Guardian reporter Tania Branigan and I have been wanting to make a report about the children of migrant workers for a while now. Although many of them were born in Beijing, their access to education and other services is limited because of China’s household registration system, the hukou. It basically divides citizens into urban and rural dwellers and assigns them various rights. It made more sense in the 1950s, when China was a planned economy, but has created huge problems now that tens of millions of Chinese farmers have moved to cities to find work. Because the hukou is inherited, their kids struggle to access basic services too.
I knew that the best way to tell this story would be through the life of a child. We were fortunate to find a great subject in eight-year-old Yuhui, whose parents will do anything to ensure she gets a good education. Like many migrant kids, she has not been able to get a place in a state school and instead goes to a privately-run place in the city.
We had been trying to set up a visit to the school for a while and as luck would have it managed to arrange it just as my 550D cameras arrived. I couldn’t resist the opportunity to try them out on an assignment. I wanted the video to mix conventional news reporting with documentary style.
For the shoot I used both my 550D cameras shooting at 1080/25p, one rigged for slider action and the other in a regular configuration. I had a good range of lenses with me. the Zeiss ZE 28mm f2, 50mm f1.4 and 85mm f1.4, the Tokina 11-16mm f2.8, a Canon 100mm 2.8 macro lens and a 135mm f2 Canon lens. To aid focus I fitted my Zacuto Z-finder – the same one I use with my other Canon cameras.
I chose to shoot using just natural light and work around it – the interiors were all between 200 and 800 asa at between f2.8 and f5.6 , avoiding the ultra shallow depth of field look. This was an aesthetic choice as I felt it just made the end result a bit more ‘real’.
The two sliders – my small Singapore-made one and a larger Glidetrack – were also critical to the look of the piece. For the uninitiated, these are metal rails with small carriages that move along them, simulating the look of a traditional tripod dolly over short distances. The longer Glidetrack was mounted on my Miller DS-20 at one end and a light stand at the other – this setup was used for most of the slides. My mini Singapore slider was used in tight spots or for putting straight onto a table for close up-sliding.

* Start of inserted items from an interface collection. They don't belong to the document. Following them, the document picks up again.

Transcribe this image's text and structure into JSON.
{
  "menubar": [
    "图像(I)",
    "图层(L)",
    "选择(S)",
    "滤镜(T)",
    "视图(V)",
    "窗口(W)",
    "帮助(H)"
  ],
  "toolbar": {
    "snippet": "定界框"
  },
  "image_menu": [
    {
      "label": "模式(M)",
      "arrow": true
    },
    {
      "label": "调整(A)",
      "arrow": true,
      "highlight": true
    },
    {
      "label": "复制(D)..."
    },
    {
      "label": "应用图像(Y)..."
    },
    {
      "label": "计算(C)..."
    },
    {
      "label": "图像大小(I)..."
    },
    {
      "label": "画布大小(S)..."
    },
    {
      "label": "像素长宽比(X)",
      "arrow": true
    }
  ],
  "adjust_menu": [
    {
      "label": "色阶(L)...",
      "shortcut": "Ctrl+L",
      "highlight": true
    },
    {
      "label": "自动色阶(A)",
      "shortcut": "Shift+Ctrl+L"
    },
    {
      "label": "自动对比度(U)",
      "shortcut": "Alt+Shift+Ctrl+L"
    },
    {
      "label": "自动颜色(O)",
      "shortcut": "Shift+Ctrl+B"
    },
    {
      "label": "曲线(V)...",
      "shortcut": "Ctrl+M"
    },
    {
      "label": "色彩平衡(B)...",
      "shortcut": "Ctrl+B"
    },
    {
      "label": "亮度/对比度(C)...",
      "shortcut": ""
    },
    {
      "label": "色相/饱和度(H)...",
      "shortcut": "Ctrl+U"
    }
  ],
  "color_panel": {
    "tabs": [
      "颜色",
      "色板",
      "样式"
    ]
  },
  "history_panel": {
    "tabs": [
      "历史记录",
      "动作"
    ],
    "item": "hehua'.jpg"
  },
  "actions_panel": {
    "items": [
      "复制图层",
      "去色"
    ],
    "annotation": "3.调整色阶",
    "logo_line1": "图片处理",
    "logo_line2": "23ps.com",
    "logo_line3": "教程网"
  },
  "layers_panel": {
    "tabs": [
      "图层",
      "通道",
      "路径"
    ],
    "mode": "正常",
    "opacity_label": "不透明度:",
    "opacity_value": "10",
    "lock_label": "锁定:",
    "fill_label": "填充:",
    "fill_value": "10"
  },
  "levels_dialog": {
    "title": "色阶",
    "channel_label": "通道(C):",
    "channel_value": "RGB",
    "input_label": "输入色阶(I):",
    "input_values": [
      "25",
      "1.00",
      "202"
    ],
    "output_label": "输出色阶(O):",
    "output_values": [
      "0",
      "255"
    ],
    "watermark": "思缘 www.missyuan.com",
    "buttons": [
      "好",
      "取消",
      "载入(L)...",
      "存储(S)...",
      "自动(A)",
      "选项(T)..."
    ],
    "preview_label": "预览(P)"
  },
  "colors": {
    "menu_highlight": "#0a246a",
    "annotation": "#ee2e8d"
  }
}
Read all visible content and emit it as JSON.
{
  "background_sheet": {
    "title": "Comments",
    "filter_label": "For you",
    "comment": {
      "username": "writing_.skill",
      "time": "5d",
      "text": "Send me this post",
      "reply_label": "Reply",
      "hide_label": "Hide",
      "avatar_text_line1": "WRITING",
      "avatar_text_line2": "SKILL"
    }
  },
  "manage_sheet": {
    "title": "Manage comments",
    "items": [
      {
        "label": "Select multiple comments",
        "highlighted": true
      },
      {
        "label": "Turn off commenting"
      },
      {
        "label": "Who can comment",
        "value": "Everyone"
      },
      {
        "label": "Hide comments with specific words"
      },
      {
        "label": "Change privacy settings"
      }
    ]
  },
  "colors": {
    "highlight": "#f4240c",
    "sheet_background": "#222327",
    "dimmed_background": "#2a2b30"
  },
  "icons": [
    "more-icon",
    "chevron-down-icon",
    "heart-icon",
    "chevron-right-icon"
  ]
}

Unlike on many news assignments, I had the time to stay and shoot over a longer period. Once the children got used to me and my camera being in the classroom they settled down and this allowed me to get far more natural shots.
For the outside shots I used 4×4 glass ND filters in a Genus mattebox (with Sunshade removed to try and keep a low profile). I would normally use a Fader ND filter for speed but in this instance, with a little more time on my hands, I thought I would go for the best quality possible.
As with the 7D and 1DmkIV the mic input only has automatic gain control and is pretty useless for high quality audio. Instead I used my new Tascam DR-100 field recorder with a Sanken CS-1 mic attached via XLR. I then synced the sound with the in-camera audio using Bruce Sharpe’s amazing Pluraleyes software for Final Cut Pro.
Editing was quite straightforward. I converted the clips to Prores 422 LT using MpegStreamclip before dropping them into Final Cut Pro. While I don’t usually put much of a grade on my news videos I felt that this feature deserved to be slightly more stylised – nothing too drastic; just a bit of a film look with a slight vignette on most shots, all done in Magic Bullet looks.
In terms of subject and technique this is one of the most satisfying short news features I have done. The performance of the 550D was nothing short of stunning for such a small, inexpensive camera. To my mind the equipment is not the barrier to creating great-looking news videos any more; it’s all about investing time in learning the skills and coupling it with some good old fashioned journalism.
To read Tania Branigan’s story on Migrant workers on the Guardian click here